(Items from an interface collection)
== Segment start ==

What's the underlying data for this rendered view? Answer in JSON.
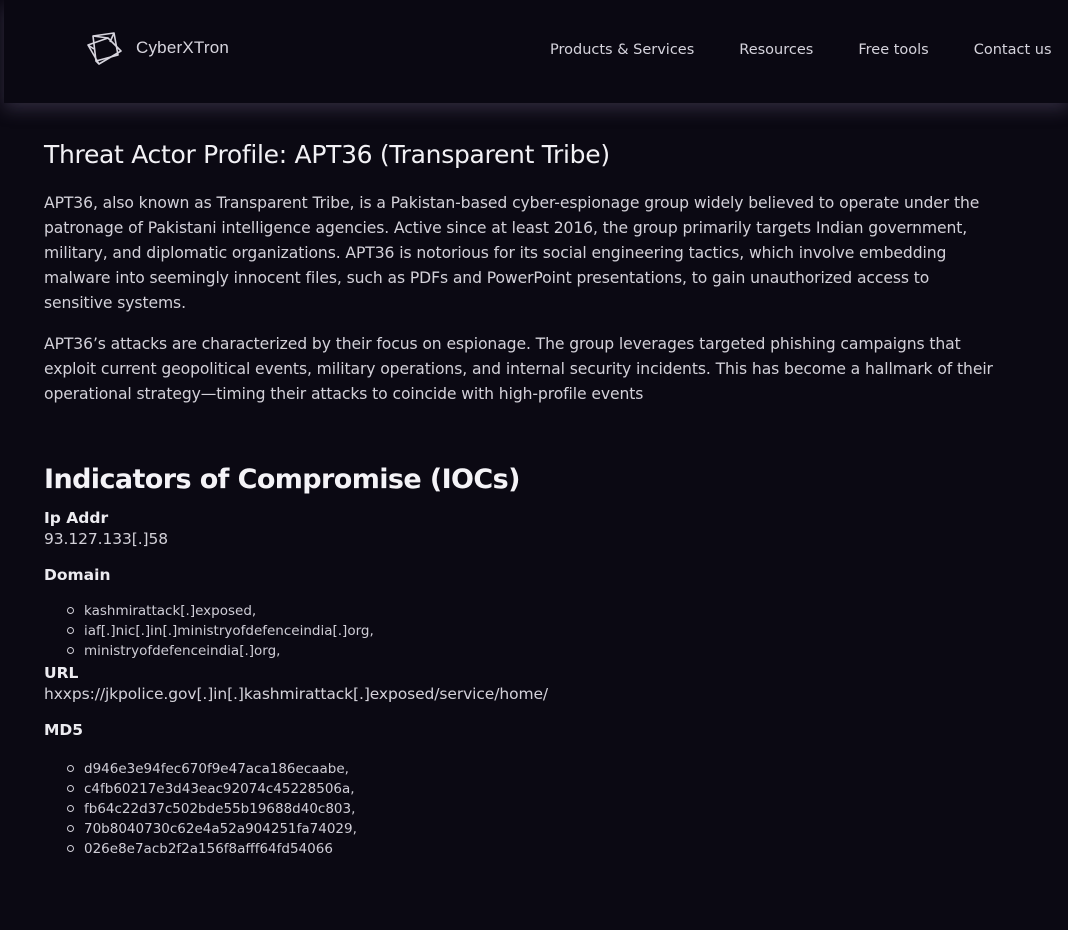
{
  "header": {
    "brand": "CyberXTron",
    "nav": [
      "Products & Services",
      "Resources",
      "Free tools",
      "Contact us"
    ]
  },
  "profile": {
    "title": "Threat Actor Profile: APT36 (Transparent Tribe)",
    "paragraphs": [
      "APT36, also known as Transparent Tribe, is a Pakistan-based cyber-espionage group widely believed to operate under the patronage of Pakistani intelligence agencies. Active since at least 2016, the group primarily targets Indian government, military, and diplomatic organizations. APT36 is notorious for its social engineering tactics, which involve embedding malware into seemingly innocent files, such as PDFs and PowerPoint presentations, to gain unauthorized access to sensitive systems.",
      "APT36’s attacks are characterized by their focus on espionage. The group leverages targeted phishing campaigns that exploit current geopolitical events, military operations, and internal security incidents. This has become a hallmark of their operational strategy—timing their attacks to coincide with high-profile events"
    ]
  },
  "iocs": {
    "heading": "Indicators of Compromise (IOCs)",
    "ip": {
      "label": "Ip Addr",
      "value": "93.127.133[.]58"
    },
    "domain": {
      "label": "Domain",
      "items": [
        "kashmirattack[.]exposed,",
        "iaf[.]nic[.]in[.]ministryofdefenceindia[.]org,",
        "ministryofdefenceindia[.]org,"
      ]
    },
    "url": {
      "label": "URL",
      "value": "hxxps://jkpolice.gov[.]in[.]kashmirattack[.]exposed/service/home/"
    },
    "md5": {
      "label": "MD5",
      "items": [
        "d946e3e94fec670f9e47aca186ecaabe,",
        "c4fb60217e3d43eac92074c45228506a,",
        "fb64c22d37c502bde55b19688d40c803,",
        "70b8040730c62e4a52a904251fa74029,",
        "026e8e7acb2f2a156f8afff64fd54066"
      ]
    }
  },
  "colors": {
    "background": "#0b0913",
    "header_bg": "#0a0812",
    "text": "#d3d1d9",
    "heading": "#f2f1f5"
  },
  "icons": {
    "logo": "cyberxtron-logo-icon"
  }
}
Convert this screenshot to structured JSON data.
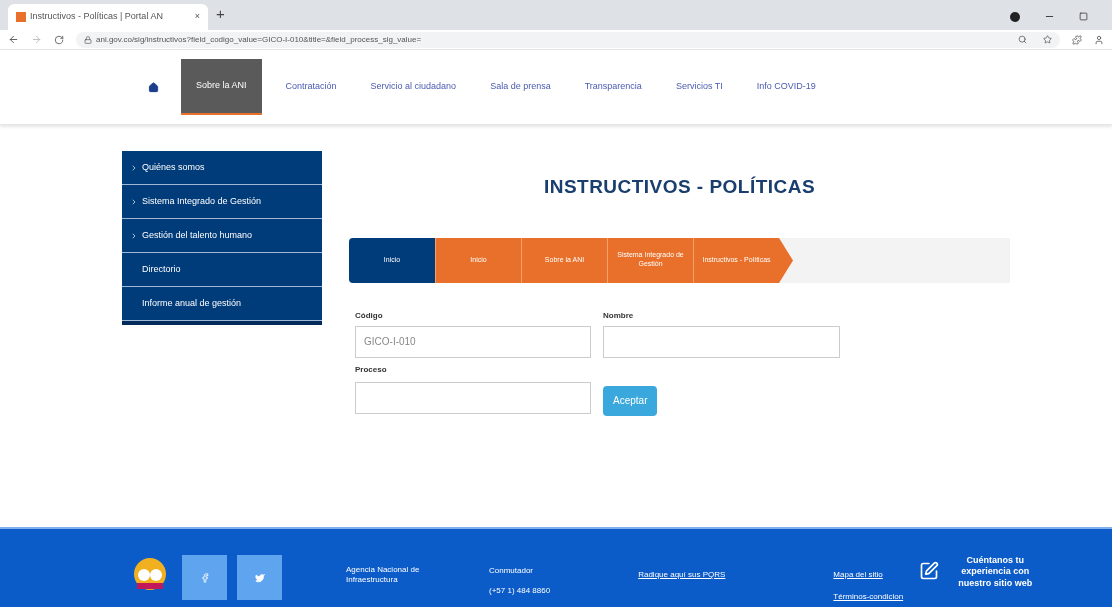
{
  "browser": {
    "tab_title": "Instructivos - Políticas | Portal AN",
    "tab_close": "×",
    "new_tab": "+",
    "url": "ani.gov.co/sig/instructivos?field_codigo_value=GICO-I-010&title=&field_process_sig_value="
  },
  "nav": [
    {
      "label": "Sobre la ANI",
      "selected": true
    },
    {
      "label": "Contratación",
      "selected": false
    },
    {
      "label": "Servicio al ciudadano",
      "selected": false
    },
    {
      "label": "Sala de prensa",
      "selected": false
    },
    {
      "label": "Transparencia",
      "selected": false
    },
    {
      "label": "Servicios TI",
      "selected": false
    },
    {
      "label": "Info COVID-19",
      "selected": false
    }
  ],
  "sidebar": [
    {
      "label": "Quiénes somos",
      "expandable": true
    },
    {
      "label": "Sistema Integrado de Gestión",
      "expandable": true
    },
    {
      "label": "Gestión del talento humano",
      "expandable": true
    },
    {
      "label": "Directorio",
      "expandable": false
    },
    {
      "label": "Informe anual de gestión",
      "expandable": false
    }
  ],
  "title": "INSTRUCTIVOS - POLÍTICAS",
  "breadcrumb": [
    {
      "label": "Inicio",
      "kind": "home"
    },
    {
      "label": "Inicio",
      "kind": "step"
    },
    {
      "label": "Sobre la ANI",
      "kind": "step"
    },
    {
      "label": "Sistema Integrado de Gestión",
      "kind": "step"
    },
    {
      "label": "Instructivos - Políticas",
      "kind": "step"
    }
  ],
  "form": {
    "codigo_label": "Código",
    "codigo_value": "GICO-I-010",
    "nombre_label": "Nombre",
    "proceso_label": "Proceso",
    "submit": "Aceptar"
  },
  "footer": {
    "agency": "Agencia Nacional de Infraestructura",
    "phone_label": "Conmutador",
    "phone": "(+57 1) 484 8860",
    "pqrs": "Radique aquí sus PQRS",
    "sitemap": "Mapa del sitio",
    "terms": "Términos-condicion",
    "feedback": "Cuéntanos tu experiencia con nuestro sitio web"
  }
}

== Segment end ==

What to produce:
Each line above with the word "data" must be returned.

Problem solution:
What's the underlying data for this rendered view? Answer in JSON.
Convert this screenshot to structured JSON data.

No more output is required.